In this engrossing and accessible book, Doug Macdougall explores the causes and effects of ice ages that have gripped our planet throughout its history, from the earliest known glaciation—nearly three billion years ago—to the present. Following the development of scientific ideas about these dramatic events, Macdougall traces the lives of many of the brilliant and intriguing characters who have contributed to the evolving understanding of how ice ages come about. As it explains how the great Pleistocene Ice Age has shaped the earth's landscape and influenced the course of human evolution, Frozen Earth also provides a fascinating look at how science is done, how the excitement of discovery drives scientists to explore and investigate, and how timing and chance play a part in the acceptance of new scientific ideas.
Macdougall describes the awesome power of cataclysmic floods that marked the melting of the glaciers of the Pleistocene Ice Age. He probes the chilling evidence for "Snowball Earth," an episode far back in the earth's past that may have seen our planet encased in ice from pole to pole. He discusses the accumulating evidence from deep-sea sediment cores, as well as ice cores from Greenland and the Antarctic, that suggests fast-changing ice age climates may have directly impacted the evolution of our species and the course of human migration and civilization. Frozen Earth also chronicles how the concept of the ice age has gripped the imagination of scientists for almost two centuries. It offers an absorbing consideration of how current studies of Pleistocene climate may help us understand earth's future climate changes, including the question of when the next glacial interval will occur.

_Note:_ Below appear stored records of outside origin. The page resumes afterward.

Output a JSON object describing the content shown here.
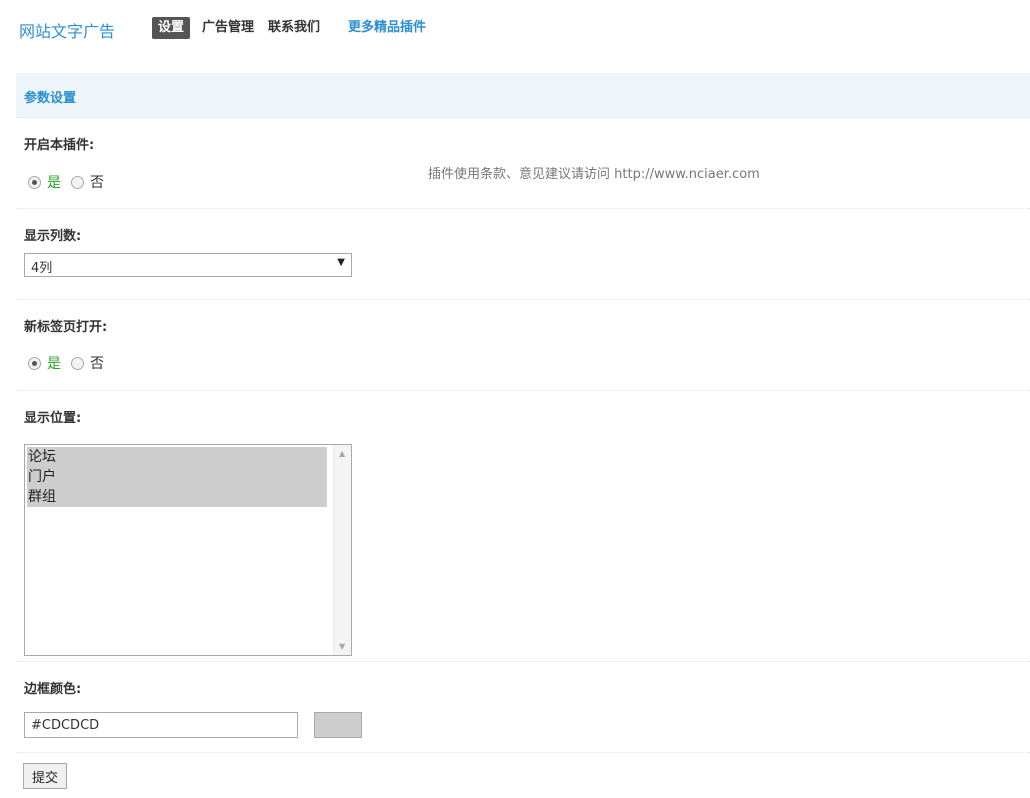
{
  "header": {
    "brand": "网站文字广告",
    "nav": [
      {
        "label": "设置",
        "active": true
      },
      {
        "label": "广告管理",
        "active": false
      },
      {
        "label": "联系我们",
        "active": false
      }
    ],
    "more_plugins_label": "更多精品插件"
  },
  "section": {
    "title": "参数设置"
  },
  "settings": {
    "enable_plugin": {
      "label": "开启本插件:",
      "options": [
        "是",
        "否"
      ],
      "selected": "是",
      "notice": "插件使用条款、意见建议请访问 http://www.nciaer.com"
    },
    "columns": {
      "label": "显示列数:",
      "value": "4列"
    },
    "new_tab": {
      "label": "新标签页打开:",
      "options": [
        "是",
        "否"
      ],
      "selected": "是"
    },
    "position": {
      "label": "显示位置:",
      "options": [
        "论坛",
        "门户",
        "群组"
      ],
      "selected": [
        "论坛",
        "门户",
        "群组"
      ]
    },
    "border_color": {
      "label": "边框颜色:",
      "value": "#CDCDCD",
      "swatch": "#cdcdcd"
    }
  },
  "submit_label": "提交"
}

With all the concern about global warming, it may be surprising to read that "today's climate is just a geologically short warm spell in a continuing ice age." In this lucid and informative book, Macdougall (A Short History of Planet Earth), an earth science professor at the Scripps Institution of Oceanography, introduces some of the scientists who have studied the Earth's ice ages, including the celebrated 19th-century naturalist Louis Agassiz, who put forth the theory, revolutionary at the time, of a global ice age; the amateur scientist James Croll, who propounded the idea that cycles of glacial and interglacial climates are related to changes in Earth's orbit around the Sun; and J. Harlan Bretz, who studied the catastrophic glacial flood that produced the "Channeled Scablands" of Washington state. That glaciers once extended from the North Pole to the Mediterranean was a fact accepted only gradually, and Macdougall examines in detail the clues rock formations, glacial deposits, fossils and sediment cores that scientists have used to prove the existence of continental ice sheets, as well as to study them. He closes with a discussion of our current ice age, suggesting that global warming may bring it to a premature end. Some of the science can get a bit technical, but Macdougall's readable style makes it accessible to the interested layperson. Illus. not seen by PW.
Fascinating, well written book.
Fascinating, well written book.